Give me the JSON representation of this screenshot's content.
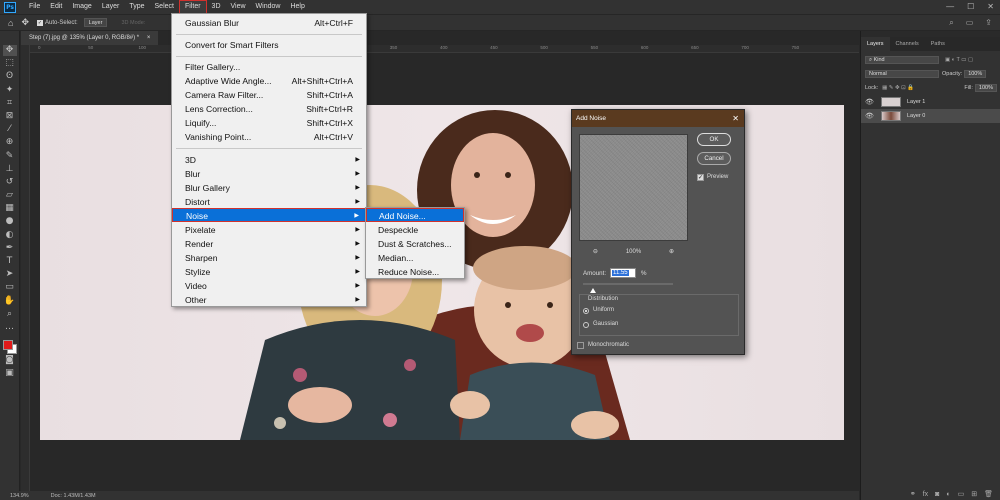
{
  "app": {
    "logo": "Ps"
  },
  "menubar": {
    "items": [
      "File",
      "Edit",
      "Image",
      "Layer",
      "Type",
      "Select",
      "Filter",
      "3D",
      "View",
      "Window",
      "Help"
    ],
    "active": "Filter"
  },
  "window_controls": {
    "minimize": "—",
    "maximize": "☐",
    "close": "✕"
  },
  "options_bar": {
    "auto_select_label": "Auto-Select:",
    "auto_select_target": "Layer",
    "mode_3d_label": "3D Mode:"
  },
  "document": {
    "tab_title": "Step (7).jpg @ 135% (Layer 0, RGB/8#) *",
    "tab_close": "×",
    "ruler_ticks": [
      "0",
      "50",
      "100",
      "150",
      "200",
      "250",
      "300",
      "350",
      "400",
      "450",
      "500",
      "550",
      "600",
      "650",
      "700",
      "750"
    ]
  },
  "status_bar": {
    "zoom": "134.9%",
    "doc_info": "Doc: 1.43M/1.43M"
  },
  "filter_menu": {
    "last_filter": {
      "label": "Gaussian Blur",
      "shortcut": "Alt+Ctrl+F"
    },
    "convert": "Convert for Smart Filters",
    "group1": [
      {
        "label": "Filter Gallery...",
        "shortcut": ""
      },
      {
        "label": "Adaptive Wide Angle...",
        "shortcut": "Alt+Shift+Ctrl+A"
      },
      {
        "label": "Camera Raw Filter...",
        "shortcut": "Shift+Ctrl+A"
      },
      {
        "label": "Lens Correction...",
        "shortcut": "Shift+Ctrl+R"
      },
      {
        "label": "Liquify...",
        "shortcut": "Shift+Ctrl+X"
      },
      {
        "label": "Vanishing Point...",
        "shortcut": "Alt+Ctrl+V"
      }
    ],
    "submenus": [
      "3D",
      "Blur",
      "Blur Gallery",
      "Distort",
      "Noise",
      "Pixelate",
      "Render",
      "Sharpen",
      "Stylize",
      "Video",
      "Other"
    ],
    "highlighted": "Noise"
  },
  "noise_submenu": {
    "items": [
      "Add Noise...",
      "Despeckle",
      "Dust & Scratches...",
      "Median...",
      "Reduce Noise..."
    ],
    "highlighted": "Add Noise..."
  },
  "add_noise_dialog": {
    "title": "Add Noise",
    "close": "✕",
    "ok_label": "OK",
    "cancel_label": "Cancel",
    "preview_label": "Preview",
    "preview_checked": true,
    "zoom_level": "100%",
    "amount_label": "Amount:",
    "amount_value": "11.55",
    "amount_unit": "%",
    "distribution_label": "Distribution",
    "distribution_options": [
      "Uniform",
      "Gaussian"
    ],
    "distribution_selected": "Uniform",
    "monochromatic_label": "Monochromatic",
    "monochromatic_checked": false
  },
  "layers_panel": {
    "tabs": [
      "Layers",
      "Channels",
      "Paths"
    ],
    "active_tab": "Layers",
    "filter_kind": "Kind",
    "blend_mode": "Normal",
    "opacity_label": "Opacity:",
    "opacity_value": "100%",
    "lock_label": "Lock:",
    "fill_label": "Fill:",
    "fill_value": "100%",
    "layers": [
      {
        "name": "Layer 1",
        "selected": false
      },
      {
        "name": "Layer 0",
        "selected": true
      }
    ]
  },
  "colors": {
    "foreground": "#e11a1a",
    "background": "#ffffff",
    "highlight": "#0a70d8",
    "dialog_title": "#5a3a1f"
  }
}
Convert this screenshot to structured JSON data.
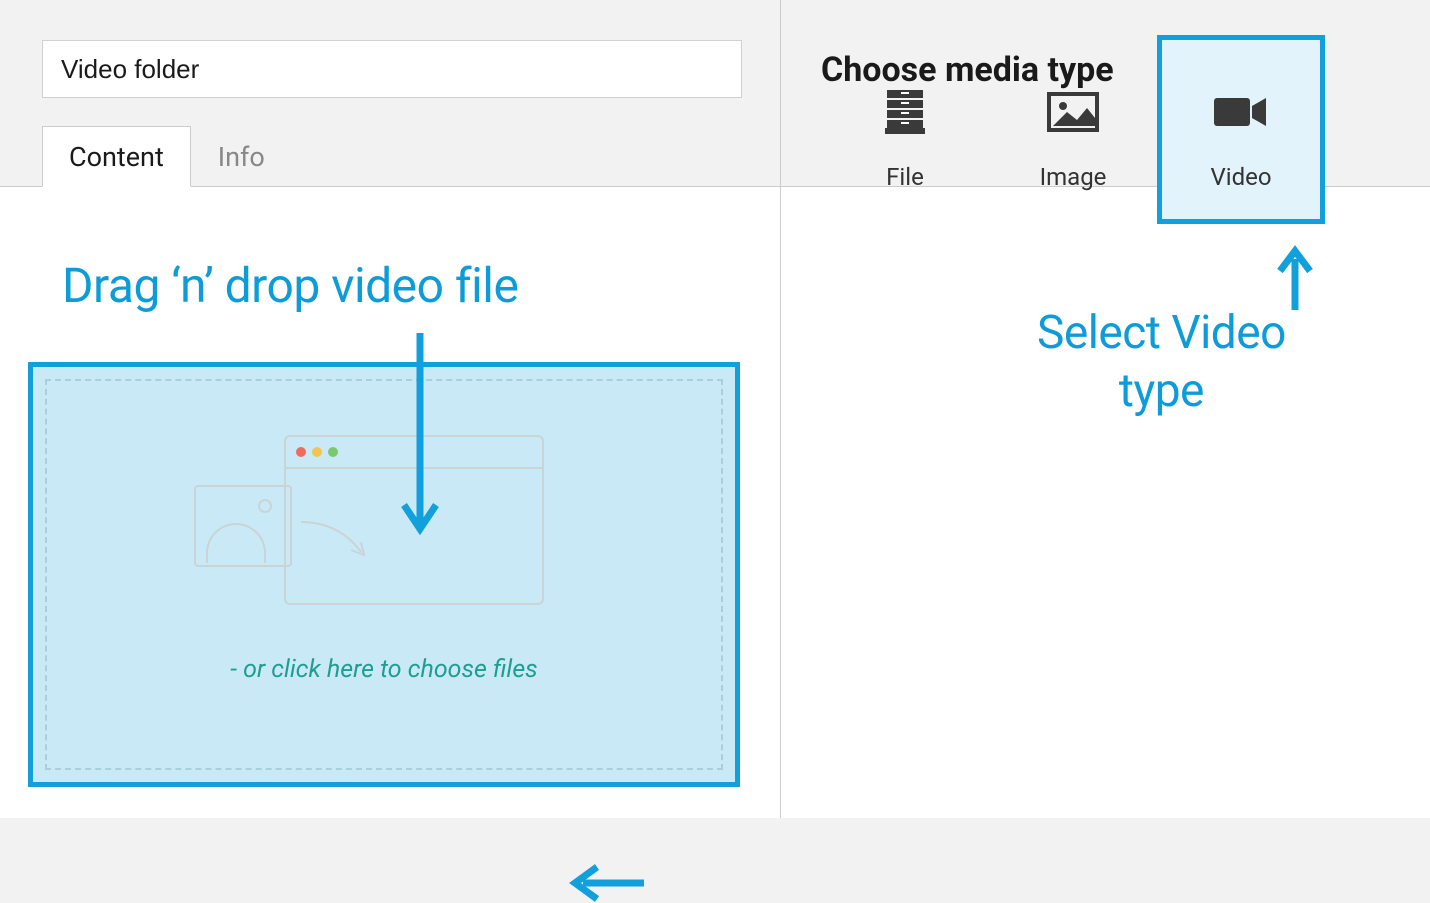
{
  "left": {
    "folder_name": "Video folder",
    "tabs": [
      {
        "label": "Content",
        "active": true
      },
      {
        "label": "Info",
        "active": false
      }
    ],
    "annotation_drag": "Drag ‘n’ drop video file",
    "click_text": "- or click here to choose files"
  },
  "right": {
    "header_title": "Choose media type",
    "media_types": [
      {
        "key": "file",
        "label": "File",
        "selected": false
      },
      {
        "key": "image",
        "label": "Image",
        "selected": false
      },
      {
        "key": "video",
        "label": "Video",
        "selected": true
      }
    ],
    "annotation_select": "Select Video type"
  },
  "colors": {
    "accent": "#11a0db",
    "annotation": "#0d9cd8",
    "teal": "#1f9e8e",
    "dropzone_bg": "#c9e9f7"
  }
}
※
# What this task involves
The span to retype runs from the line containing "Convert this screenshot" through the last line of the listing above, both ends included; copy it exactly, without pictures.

# Answer for this exercise
Convert this screenshot to structured JSON data.
{
  "left": {
    "folder_name": "Video folder",
    "tabs": [
      {
        "label": "Content",
        "active": true
      },
      {
        "label": "Info",
        "active": false
      }
    ],
    "annotation_drag": "Drag ‘n’ drop video file",
    "click_text": "- or click here to choose files"
  },
  "right": {
    "header_title": "Choose media type",
    "media_types": [
      {
        "key": "file",
        "label": "File",
        "selected": false
      },
      {
        "key": "image",
        "label": "Image",
        "selected": false
      },
      {
        "key": "video",
        "label": "Video",
        "selected": true
      }
    ],
    "annotation_select": "Select Video type"
  },
  "colors": {
    "accent": "#11a0db",
    "annotation": "#0d9cd8",
    "teal": "#1f9e8e",
    "dropzone_bg": "#c9e9f7"
  }
}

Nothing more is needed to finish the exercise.